• What you will do
Take each line from the entries that holds "JSON" and copy it out.

• Data supplied
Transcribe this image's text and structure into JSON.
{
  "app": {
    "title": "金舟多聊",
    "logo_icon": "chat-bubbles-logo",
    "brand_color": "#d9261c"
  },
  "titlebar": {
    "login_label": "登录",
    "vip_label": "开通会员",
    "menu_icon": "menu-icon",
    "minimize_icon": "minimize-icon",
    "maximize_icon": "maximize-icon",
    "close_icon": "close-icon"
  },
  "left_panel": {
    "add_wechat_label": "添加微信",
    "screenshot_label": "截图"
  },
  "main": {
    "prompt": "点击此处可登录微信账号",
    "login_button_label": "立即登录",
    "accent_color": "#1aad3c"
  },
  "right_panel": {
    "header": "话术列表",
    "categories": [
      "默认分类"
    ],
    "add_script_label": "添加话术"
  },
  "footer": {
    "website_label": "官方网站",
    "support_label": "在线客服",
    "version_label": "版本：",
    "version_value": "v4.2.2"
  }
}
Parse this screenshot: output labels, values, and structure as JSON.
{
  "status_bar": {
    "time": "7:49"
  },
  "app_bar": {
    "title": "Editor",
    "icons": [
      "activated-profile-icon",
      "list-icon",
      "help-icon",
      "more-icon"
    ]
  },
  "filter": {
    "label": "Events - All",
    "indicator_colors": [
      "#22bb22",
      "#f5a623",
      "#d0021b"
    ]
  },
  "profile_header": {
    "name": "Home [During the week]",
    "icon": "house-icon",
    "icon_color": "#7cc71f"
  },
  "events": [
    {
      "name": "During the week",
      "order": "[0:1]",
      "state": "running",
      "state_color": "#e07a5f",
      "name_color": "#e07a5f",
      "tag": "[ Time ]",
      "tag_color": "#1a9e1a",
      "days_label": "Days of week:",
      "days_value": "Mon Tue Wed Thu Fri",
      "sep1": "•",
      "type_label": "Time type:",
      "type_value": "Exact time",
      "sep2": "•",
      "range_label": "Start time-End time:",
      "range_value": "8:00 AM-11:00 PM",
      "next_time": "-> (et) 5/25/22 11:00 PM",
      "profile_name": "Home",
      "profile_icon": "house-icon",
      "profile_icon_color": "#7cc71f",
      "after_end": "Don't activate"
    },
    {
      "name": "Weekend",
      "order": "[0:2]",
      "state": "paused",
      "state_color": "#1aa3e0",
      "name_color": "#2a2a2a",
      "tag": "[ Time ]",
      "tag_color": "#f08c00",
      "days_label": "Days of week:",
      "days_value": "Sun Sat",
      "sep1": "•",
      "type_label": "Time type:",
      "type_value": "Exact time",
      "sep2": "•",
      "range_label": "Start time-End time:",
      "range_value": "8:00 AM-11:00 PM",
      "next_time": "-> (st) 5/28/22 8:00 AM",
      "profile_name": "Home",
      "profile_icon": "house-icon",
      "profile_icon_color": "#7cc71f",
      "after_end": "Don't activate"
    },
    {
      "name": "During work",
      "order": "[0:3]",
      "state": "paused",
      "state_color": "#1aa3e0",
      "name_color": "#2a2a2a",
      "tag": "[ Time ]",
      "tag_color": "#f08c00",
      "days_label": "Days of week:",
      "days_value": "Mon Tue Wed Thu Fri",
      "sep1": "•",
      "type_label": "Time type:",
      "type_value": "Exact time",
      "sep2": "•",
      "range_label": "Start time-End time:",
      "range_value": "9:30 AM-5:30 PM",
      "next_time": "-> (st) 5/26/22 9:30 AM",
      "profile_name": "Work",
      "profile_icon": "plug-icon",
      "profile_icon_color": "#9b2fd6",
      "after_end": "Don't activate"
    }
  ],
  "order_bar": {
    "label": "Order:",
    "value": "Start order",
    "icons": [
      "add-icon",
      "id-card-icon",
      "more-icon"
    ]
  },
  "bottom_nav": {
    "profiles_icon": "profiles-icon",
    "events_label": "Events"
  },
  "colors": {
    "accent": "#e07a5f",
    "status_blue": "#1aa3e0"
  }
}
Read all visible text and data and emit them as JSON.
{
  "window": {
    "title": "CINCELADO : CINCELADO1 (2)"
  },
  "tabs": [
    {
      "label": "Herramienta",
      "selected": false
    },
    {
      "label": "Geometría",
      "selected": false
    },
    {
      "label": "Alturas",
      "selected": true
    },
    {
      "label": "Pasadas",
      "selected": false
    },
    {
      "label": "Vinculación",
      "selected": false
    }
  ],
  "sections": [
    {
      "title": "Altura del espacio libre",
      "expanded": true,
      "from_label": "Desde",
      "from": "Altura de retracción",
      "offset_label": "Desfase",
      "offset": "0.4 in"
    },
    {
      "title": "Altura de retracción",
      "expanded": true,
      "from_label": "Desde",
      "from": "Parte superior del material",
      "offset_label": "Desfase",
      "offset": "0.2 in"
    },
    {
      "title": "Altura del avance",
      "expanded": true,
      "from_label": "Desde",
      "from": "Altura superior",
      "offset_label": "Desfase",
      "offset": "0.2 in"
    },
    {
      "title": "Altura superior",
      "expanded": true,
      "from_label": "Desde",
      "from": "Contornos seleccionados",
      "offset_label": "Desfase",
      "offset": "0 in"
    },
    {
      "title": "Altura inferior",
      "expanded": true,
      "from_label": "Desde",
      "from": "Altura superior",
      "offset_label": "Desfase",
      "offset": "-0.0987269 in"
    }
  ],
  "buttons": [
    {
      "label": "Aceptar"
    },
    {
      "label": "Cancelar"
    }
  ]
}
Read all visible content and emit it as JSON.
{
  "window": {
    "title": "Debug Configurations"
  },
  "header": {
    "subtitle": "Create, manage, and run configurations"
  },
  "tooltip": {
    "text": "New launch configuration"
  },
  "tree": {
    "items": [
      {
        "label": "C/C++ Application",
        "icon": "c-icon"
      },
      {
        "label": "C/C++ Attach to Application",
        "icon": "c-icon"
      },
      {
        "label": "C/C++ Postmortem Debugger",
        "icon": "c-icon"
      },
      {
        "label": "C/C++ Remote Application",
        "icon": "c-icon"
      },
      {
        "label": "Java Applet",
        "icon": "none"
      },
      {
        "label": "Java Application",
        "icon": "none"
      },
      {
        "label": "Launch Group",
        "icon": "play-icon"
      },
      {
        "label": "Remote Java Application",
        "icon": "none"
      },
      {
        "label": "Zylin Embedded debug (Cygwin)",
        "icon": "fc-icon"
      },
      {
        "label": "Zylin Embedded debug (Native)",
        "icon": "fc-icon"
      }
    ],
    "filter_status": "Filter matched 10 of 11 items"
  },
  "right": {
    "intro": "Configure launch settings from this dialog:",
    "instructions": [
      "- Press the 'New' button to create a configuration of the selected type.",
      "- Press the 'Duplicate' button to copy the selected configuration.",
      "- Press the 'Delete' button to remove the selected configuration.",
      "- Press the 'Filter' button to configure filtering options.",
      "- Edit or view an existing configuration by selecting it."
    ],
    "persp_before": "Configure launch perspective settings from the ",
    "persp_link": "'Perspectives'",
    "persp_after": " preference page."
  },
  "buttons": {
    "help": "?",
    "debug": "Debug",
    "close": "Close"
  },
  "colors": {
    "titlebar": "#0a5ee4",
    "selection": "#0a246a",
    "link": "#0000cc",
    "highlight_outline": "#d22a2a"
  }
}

• Exercise answer
Transcribe this image's text and structure into JSON.
Parse this screenshot: output labels, values, and structure as JSON.
Read all visible text and data and emit them as JSON.
Read all visible content and emit it as JSON.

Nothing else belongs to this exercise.